Participating cardiologists and endocrinologists emphasised the need for adopting effective and timely measures to ensure improved domestic cholesterol management in patients to address cardiovascular disease risk.
The programme included scientific presentations on dyslipidemia management, guidelines for lipid management, updates on latest therapy advancements and advanced workshops on optimal management based on case studies.
Experts noted a large number of patients are faced with the challenge of achieving the recommended LDL cholesterol levels. During the sessions, experts deliberated on the unmet need for additional LDL-C lowering therapy and the potential role of PCSK9 (proprotein convertase subtilisin/kexin type 9) inhibition in the future lipid management to prevent cardiovascular disease and manage familial hypercholesterolemia (FH) cases. PCSK9 is a protein that plays a critical role in the modulation of LDL-C levels in the blood.

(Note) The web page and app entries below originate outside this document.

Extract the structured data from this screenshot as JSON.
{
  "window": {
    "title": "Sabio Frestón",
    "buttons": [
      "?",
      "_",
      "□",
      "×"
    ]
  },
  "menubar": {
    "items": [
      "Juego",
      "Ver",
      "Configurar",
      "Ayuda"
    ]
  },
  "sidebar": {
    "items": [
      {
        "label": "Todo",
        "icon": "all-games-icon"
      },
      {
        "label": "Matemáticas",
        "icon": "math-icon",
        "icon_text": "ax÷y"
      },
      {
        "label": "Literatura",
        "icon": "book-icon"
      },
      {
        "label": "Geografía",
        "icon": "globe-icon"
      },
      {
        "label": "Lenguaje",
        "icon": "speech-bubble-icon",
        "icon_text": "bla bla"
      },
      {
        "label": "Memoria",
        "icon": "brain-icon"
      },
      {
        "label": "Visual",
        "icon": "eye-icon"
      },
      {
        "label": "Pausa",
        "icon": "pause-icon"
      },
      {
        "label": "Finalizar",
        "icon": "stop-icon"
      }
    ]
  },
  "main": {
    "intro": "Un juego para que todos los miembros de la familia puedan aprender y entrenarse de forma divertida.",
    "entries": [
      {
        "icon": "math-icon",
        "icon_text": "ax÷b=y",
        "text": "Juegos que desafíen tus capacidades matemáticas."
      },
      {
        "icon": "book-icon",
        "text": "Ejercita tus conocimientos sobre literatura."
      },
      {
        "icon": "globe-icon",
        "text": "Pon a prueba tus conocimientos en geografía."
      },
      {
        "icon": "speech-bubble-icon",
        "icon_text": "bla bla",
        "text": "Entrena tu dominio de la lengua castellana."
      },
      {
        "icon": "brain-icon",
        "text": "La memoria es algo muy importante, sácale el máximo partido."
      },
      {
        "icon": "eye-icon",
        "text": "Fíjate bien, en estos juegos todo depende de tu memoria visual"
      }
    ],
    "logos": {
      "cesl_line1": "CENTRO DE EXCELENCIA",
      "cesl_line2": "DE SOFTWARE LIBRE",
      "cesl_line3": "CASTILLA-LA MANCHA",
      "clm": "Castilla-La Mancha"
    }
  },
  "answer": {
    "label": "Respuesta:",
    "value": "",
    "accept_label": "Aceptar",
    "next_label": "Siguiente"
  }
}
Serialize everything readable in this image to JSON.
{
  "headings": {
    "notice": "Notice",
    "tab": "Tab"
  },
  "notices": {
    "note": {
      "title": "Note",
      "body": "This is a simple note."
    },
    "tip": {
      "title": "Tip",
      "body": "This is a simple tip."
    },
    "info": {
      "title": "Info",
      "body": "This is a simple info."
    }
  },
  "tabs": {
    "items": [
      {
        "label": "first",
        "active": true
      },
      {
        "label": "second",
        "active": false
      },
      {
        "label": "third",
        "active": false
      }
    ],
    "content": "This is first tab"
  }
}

"The Ministry of Public Health, through the National Health Strategy, emphasises the importance of medical education programmes to develop highly skilled workforce. This is essential if we are to successfully implement our public health agenda and reduce the incidence of chronic diseases. Our effort is to better equip our health experts, enhance their knowledge on latest scientific advancements and enable physicians to deliver the best health outcomes for patients," said Dr Salih Ali al Marri.
He added,"An internationally recognised quality improvement framework with the triple aim of Better Health, Better Care and Better Value is being adopted for NHS 2017-2022. Collaborative public-private partnerships will be key to achieving our healthcare goals and securing the future of the country."
Dr Mahmoud A Zirie, senior consultant Endocrinology, head of Endocrinology and Diabetes at Hamad Hospital, said:"People with underlying conditions such as high blood pressure (hypertension) and diabetes often have high cholesterol. In the region, adults also suffer from familial hypercholesterolemia (FH), a little known inherited condition associated with high cholesterol that can result in early cardiovascular disease."
Source Credit: Qatar Tribune